=== Source records ===
-*-*-
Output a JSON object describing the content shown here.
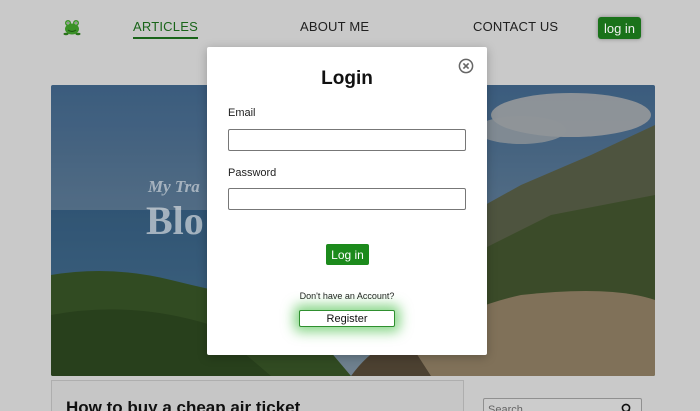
{
  "nav": {
    "logo_icon": "frog-icon",
    "links": [
      {
        "label": "ARTICLES",
        "active": true
      },
      {
        "label": "ABOUT ME",
        "active": false
      },
      {
        "label": "CONTACT US",
        "active": false
      }
    ],
    "login_label": "log in",
    "accent_color": "#1c7a1c"
  },
  "hero": {
    "subtitle": "My Tra",
    "title": "Blo"
  },
  "article": {
    "title": "How to buy a cheap air ticket"
  },
  "search": {
    "placeholder": "Search",
    "icon": "search-icon"
  },
  "modal": {
    "title": "Login",
    "close_icon": "close-circle-icon",
    "email_label": "Email",
    "email_value": "",
    "password_label": "Password",
    "password_value": "",
    "submit_label": "Log in",
    "no_account_text": "Don't have an Account?",
    "register_label": "Register"
  }
}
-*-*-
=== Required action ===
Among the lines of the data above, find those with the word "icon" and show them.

=== Answer to this task ===
    "logo_icon": "frog-icon",
    "icon": "search-icon"
    "close_icon": "close-circle-icon",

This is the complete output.